[Element data from apps and pages]
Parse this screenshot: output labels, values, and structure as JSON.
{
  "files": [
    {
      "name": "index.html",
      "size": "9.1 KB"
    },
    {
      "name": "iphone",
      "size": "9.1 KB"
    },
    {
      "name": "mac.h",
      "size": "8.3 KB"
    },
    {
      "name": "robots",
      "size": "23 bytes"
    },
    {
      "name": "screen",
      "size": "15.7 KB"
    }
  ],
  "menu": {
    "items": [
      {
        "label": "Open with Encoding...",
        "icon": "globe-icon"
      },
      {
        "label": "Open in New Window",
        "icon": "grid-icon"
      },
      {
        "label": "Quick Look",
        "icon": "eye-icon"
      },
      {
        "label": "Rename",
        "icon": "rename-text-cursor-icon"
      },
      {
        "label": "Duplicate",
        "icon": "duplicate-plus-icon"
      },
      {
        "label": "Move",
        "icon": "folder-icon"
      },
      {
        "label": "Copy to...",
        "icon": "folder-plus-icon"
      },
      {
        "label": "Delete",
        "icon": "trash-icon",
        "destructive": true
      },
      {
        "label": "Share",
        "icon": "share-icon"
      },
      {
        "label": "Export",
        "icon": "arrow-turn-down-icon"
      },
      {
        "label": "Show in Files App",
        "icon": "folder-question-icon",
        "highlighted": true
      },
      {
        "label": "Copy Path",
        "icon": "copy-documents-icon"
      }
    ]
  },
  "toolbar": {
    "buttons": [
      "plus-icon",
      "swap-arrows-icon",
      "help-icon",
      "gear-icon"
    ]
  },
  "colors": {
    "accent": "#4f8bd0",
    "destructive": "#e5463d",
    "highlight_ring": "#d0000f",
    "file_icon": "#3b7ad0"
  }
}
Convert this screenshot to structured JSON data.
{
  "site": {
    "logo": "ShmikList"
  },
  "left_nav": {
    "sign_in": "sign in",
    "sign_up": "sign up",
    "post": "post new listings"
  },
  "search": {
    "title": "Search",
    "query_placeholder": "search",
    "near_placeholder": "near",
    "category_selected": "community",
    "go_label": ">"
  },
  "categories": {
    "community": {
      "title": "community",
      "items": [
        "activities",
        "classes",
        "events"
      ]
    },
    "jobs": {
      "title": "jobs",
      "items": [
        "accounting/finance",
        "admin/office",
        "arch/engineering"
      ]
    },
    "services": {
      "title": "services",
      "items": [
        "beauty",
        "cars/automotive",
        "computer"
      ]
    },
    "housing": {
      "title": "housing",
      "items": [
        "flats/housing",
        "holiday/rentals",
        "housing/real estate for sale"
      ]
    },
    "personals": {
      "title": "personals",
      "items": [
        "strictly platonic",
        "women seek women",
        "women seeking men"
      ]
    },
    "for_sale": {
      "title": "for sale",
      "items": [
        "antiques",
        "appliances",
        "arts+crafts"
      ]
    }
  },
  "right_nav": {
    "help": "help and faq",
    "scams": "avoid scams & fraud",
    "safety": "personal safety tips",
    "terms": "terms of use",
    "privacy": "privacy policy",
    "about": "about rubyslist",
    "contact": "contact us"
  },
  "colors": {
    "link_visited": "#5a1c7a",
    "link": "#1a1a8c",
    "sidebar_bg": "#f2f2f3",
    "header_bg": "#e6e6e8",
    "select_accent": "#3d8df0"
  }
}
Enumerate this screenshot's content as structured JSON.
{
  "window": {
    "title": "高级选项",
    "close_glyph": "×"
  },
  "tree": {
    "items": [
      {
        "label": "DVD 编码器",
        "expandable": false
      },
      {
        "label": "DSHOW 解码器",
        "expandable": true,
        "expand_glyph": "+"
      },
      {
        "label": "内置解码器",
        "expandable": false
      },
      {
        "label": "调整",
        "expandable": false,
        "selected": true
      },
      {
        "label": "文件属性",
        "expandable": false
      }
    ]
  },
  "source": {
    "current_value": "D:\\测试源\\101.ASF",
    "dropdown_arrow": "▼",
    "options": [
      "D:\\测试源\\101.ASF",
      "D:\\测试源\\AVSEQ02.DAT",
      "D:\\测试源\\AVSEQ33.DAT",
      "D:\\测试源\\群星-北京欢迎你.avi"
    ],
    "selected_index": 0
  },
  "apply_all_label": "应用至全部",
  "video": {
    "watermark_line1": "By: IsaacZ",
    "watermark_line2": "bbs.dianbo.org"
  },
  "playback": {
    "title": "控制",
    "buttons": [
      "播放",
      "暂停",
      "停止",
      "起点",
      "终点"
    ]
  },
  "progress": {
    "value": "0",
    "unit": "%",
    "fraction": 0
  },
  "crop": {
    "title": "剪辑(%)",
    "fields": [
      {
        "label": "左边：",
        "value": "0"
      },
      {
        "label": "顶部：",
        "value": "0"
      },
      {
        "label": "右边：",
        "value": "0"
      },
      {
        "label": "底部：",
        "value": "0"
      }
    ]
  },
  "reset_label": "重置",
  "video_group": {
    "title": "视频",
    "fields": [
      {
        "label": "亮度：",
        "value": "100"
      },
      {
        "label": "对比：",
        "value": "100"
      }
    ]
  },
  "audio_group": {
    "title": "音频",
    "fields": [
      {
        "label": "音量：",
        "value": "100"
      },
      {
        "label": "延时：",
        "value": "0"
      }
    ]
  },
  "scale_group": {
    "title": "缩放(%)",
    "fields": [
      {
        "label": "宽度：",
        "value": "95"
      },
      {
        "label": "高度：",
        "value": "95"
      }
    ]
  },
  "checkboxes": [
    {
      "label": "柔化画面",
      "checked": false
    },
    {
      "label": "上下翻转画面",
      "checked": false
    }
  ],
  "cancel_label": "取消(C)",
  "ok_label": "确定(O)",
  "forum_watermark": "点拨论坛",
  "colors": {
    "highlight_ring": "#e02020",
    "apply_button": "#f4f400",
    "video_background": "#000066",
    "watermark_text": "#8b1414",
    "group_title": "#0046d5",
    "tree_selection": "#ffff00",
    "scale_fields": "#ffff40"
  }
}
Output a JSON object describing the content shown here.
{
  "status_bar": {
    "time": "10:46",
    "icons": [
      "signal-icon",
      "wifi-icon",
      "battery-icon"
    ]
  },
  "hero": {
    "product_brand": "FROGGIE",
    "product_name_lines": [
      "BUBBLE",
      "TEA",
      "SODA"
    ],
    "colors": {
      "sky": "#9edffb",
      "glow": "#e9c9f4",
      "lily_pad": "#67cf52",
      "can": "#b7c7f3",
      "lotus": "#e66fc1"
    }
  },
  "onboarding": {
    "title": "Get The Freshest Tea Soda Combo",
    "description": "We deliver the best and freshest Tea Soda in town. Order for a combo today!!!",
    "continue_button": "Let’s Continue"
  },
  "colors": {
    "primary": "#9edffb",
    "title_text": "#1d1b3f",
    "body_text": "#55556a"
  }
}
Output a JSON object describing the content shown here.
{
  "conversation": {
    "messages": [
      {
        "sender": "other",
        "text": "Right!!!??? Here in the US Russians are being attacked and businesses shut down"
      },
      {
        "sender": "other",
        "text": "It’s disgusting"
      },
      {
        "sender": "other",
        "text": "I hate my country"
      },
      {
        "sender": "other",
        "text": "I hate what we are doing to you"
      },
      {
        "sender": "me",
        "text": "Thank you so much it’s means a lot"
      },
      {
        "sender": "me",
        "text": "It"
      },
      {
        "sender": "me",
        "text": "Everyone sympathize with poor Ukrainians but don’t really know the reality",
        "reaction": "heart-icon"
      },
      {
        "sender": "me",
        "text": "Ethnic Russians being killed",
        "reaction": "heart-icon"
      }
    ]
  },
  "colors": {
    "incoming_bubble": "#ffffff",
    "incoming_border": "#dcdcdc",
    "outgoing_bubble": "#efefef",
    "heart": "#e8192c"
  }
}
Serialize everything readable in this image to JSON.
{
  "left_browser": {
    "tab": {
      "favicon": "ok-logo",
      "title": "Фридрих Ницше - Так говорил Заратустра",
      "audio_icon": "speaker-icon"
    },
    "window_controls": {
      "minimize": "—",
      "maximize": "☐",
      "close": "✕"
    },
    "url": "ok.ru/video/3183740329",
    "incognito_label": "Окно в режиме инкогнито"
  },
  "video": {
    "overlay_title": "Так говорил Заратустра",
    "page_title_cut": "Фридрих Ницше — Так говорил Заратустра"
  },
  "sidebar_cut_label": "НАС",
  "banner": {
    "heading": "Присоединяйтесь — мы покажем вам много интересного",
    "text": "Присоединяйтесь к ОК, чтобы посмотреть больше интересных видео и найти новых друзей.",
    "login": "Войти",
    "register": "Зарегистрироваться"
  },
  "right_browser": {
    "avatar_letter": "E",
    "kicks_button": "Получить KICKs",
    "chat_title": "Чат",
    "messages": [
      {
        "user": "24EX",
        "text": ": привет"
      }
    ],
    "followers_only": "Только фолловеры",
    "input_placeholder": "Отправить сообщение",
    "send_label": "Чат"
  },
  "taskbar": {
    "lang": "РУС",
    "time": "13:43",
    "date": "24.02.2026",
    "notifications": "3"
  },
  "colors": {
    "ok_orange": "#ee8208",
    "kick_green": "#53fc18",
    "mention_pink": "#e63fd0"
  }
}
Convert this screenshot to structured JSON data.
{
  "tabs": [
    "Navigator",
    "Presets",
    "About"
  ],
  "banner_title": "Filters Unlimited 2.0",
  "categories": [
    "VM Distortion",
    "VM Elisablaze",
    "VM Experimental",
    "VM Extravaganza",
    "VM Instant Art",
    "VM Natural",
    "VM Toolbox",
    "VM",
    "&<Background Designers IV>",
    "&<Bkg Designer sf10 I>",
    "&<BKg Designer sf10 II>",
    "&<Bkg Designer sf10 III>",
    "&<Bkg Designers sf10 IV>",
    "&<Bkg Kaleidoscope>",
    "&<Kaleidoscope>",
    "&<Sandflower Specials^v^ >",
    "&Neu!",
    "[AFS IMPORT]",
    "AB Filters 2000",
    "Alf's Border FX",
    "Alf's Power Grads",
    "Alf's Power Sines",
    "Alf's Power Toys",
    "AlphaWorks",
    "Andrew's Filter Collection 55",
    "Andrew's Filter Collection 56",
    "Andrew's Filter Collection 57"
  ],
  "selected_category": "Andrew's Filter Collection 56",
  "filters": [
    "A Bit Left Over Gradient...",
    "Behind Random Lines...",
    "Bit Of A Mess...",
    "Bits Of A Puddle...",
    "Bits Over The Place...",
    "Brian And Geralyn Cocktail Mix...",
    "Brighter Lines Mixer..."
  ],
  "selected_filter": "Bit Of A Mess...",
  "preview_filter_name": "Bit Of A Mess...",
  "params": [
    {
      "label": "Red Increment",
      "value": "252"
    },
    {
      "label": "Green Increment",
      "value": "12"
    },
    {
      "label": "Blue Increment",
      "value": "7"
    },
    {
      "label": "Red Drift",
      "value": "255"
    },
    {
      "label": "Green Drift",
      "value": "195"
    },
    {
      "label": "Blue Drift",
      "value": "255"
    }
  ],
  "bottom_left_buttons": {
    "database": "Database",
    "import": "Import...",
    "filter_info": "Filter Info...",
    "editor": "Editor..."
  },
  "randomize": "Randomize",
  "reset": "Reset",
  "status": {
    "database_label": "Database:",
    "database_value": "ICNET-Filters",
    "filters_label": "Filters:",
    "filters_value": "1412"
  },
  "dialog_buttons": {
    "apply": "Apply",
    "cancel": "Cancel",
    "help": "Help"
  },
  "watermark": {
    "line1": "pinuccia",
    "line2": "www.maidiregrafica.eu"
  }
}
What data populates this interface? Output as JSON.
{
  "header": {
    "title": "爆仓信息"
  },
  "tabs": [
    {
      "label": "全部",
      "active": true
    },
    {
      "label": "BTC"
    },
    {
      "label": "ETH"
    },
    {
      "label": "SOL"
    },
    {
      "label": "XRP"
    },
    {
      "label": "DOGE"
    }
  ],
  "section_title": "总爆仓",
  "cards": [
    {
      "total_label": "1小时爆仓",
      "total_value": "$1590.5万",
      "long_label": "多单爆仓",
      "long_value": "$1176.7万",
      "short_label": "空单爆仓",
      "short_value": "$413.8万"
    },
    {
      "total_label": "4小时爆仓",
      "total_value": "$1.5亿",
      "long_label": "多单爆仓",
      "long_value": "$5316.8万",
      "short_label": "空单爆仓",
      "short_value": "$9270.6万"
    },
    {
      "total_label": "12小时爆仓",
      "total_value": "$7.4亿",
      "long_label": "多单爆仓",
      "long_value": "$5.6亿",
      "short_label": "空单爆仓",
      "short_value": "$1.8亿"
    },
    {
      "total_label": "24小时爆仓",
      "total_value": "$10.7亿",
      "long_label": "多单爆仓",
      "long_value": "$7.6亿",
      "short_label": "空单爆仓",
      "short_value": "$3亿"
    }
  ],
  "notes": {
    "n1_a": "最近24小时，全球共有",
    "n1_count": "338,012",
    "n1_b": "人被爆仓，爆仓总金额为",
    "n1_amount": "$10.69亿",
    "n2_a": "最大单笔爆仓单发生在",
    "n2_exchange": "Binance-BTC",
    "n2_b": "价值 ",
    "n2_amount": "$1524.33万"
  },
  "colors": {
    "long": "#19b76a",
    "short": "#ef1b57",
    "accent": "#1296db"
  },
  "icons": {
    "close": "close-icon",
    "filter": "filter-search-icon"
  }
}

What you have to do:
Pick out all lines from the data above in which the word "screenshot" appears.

Response to the exercise:
Parse this screenshot: output labels, values, and structure as JSON.
Convert this screenshot to structured JSON data.
Enumerate this screenshot's content as structured JSON.
Convert this screenshot to structured JSON data.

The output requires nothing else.